BY KATHLEEN NELSON
Saturday, May 26, 2012

Rookie mistakes. String them together and you'd have a great stand-up routine. Take Rams second-round pick Brian Quick and his headphones. Please.

Last week, Quick attended the Rookie Premiere with a couple of other Rams draft picks, fellow wide receiver Chris Givens and running back Isaiah Pead. The event was organized by the NFL Players Association and included time for 36 of the league's rookies to sign their trading cards, meet former players and learn about the union. The NFLPA also arranged for flights to and from Los Angeles and nearly sent coach Jeff Fisher into a tizzy. The event forced the trio to miss the first week of OTAs, the organized team activities at which Fisher is installing the teams' offensive and defensive playbooks.

"Quick got to fly a redeye back from the rookie premiere, and so of course I overreacted: 'What are you doing putting the guys on the redeye?'" Fisher said. "Well, he had his headphones on at the gate. Didn't hear the gate change, so he missed his flight."

D'oh.

"I was waiting for three hours, so I had to listen to something. But I don't want to make excuses," Quick said. "They made an announcement, but my headphones were loud. It's a big airport. There were five of us that missed the flight. I've learned from my mistakes and moved forward."
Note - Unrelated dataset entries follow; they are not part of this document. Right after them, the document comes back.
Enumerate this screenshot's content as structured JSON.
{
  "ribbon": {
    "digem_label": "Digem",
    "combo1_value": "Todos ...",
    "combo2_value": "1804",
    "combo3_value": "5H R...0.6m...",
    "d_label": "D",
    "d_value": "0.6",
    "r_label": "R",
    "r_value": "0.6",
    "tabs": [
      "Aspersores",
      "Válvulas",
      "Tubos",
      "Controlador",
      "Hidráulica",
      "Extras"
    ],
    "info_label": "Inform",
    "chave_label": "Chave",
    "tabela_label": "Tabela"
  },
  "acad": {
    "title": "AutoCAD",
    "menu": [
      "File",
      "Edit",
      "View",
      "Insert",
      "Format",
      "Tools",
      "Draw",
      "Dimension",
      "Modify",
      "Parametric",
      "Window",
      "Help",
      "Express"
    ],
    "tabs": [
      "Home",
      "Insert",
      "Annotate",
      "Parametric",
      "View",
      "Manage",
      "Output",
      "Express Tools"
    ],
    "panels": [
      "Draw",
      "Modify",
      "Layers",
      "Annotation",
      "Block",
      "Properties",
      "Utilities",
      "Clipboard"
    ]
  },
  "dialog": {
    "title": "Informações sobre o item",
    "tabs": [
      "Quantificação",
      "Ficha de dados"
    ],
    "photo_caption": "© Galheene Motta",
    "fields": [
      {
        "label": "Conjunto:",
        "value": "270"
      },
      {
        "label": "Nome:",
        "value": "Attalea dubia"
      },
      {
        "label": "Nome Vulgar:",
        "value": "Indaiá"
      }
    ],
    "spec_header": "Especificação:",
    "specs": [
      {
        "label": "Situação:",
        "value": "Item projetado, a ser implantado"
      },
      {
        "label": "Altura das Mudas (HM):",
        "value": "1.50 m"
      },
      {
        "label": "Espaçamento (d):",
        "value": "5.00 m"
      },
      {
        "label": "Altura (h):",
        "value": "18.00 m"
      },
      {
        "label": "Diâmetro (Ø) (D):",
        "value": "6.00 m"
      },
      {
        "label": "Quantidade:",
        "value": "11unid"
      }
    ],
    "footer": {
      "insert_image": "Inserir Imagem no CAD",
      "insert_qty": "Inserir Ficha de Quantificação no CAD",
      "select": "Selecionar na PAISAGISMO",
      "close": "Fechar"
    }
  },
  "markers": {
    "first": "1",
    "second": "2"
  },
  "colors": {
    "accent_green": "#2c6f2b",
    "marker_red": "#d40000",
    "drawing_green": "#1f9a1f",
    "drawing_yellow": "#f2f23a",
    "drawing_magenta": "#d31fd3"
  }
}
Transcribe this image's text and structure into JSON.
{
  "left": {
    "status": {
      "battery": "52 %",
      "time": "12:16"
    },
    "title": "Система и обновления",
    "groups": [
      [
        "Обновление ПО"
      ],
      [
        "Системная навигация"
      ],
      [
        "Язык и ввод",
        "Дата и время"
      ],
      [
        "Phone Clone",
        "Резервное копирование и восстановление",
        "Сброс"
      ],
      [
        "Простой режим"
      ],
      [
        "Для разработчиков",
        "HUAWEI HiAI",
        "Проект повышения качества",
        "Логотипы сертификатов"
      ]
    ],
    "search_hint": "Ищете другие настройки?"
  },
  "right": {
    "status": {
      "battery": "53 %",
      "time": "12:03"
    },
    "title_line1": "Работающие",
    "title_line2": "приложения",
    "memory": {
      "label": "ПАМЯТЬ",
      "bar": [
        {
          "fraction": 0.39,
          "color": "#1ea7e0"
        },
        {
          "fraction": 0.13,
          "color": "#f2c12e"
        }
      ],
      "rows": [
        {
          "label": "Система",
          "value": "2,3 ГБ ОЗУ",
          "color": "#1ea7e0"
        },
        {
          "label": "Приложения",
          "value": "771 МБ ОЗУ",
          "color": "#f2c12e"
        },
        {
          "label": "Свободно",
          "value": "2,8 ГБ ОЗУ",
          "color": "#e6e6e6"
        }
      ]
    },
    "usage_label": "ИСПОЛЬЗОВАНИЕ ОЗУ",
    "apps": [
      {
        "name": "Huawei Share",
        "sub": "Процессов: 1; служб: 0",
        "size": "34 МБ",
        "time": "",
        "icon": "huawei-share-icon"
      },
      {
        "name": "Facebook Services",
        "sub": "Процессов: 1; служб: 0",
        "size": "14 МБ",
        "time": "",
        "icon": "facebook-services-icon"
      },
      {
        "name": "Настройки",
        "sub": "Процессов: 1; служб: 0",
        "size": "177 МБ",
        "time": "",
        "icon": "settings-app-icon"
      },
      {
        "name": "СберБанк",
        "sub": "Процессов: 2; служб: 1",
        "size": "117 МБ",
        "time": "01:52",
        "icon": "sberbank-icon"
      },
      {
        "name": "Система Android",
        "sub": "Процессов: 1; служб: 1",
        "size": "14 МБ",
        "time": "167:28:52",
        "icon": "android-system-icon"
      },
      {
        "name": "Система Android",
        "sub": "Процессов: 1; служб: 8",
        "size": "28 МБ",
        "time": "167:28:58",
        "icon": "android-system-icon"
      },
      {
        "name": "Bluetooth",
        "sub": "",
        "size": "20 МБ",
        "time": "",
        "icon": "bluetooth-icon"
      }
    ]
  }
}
Because class still is in session at the University of Cincinnati, Pead returned to school. The wide receivers spent Monday in Fisher's version of study hall, the film room at Rams Park, catching up on what they missed. Quick said the two paired up to get back up to speed.
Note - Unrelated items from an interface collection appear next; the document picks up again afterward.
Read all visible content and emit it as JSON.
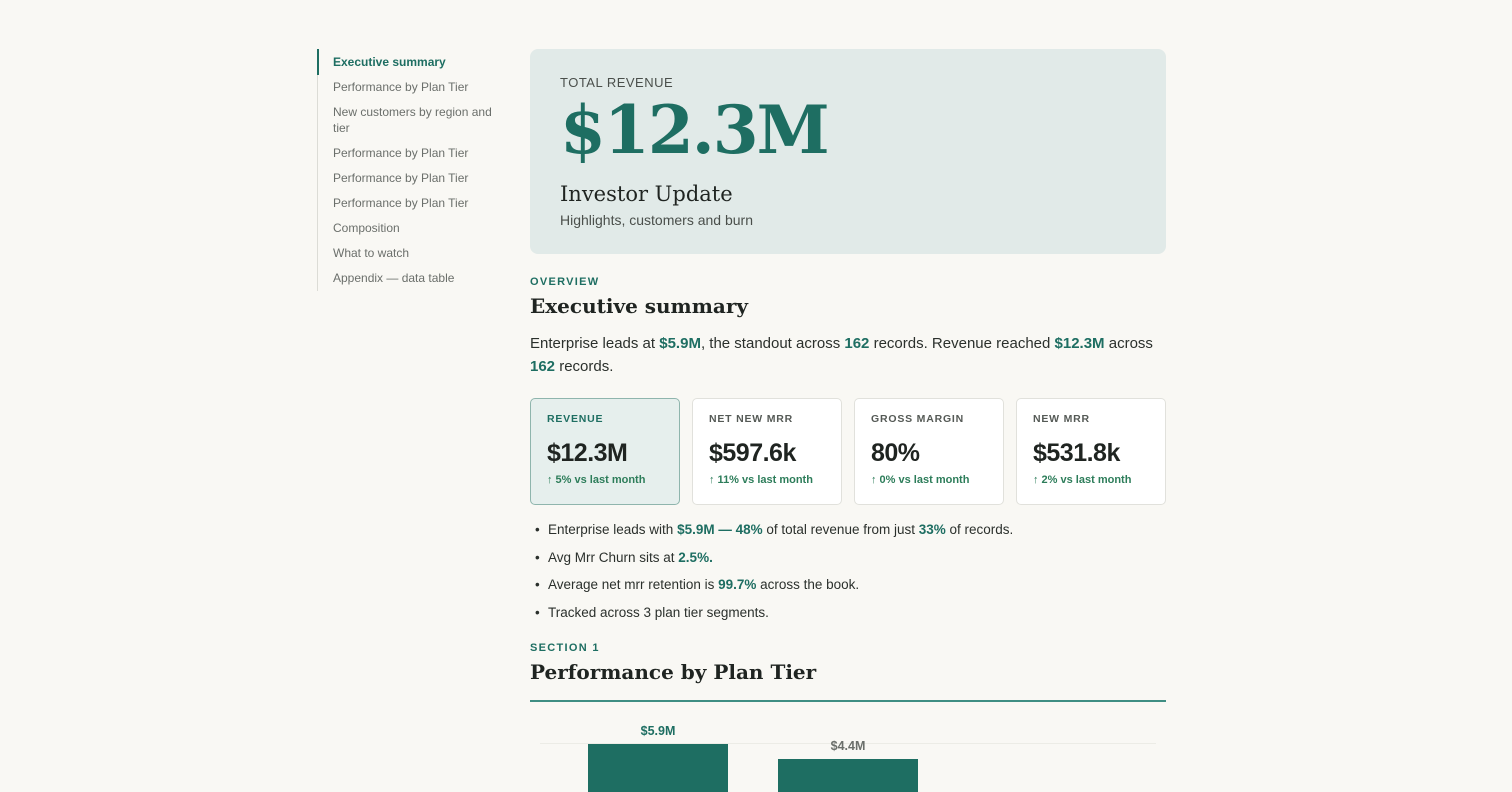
{
  "toc": [
    {
      "label": "Executive summary",
      "active": true
    },
    {
      "label": "Performance by Plan Tier"
    },
    {
      "label": "New customers by region and tier"
    },
    {
      "label": "Performance by Plan Tier"
    },
    {
      "label": "Performance by Plan Tier"
    },
    {
      "label": "Performance by Plan Tier"
    },
    {
      "label": "Composition"
    },
    {
      "label": "What to watch"
    },
    {
      "label": "Appendix — data table"
    }
  ],
  "hero": {
    "label": "TOTAL REVENUE",
    "value": "$12.3M",
    "title": "Investor Update",
    "subtitle": "Highlights, customers and burn"
  },
  "overview": {
    "eyebrow": "OVERVIEW",
    "heading": "Executive summary",
    "lead": {
      "t1": "Enterprise leads at ",
      "v1": "$5.9M",
      "t2": ", the standout across ",
      "v2": "162",
      "t3": " records. Revenue reached ",
      "v3": "$12.3M",
      "t4": " across ",
      "v4": "162",
      "t5": " records."
    }
  },
  "kpis": [
    {
      "label": "REVENUE",
      "value": "$12.3M",
      "delta": "↑ 5% vs last month"
    },
    {
      "label": "NET NEW MRR",
      "value": "$597.6k",
      "delta": "↑ 11% vs last month"
    },
    {
      "label": "GROSS MARGIN",
      "value": "80%",
      "delta": "↑ 0% vs last month"
    },
    {
      "label": "NEW MRR",
      "value": "$531.8k",
      "delta": "↑ 2% vs last month"
    }
  ],
  "bullets": {
    "b1": {
      "t1": "Enterprise leads with ",
      "v1": "$5.9M",
      "t2": " — ",
      "v2": "48%",
      "t3": " of total revenue from just ",
      "v3": "33%",
      "t4": " of records."
    },
    "b2": {
      "t1": "Avg Mrr Churn sits at ",
      "v1": "2.5%",
      "t2": "."
    },
    "b3": {
      "t1": "Average net mrr retention is ",
      "v1": "99.7%",
      "t2": " across the book."
    },
    "b4": {
      "t1": "Tracked across 3 plan tier segments."
    }
  },
  "section1": {
    "eyebrow": "SECTION 1",
    "heading": "Performance by Plan Tier"
  },
  "chart_data": {
    "type": "bar",
    "values": [
      5.9,
      4.4
    ],
    "value_labels": [
      "$5.9M",
      "$4.4M"
    ],
    "ylim": [
      0,
      5.9
    ],
    "colors": [
      "#1e6e62",
      "#1e6e62"
    ]
  }
}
"It makes it a lot easier. We have each other in the film room," he said. "When it's done, we go over everything we're supposed to know and quiz each other."

They also took the field for OTAs through the week and got extra work after practice with quarterback Sam Bradford.

"We would have loved to have had them here last week for the two OTAs that they missed, but at the same time, I don't think missing those two OTAs is going to kill them," Bradford said. "They were caught up. They know what we were doing. Everything we installed they should be fine with."

Bradford said he was a fan of more than their study habits. A fourth-round pick out of Wake Forest, Givens is known for his speed, about 4.35 seconds for the 40-yard dash; Quick, 6-3 and 220, has learned to use his size.

"Givens first of all is extremely fast," Bradford said. "I think he's a guy that defenses are going to have to be extremely aware of. If they fall asleep on him for a half-second at all, he's going to be by them. I think that's nice to have, just that added speed. Then Quick, it's just extremely impressive watching him move. As big as he is, as tall as he is, he gets in and out of breaks really well."

Both realize, though, that the level of competition has jumped several notches and that both have room for improvement. The fact that they were draft picks earns them no bonus points. Quick said he'd continue to work extra time with Bradford. Givens said he was willing to work on his own to sharpen his route running.

"That's probably the biggest difference, being just one of the guys, not being the main guy on offense," Givens said. "Having to prove myself all over again, having to learn the plays, running the right routes not making any mental errors, those are the biggest things. Taking what I learned in college and building on that."

And pumping up the intensity, not necessarily the volume.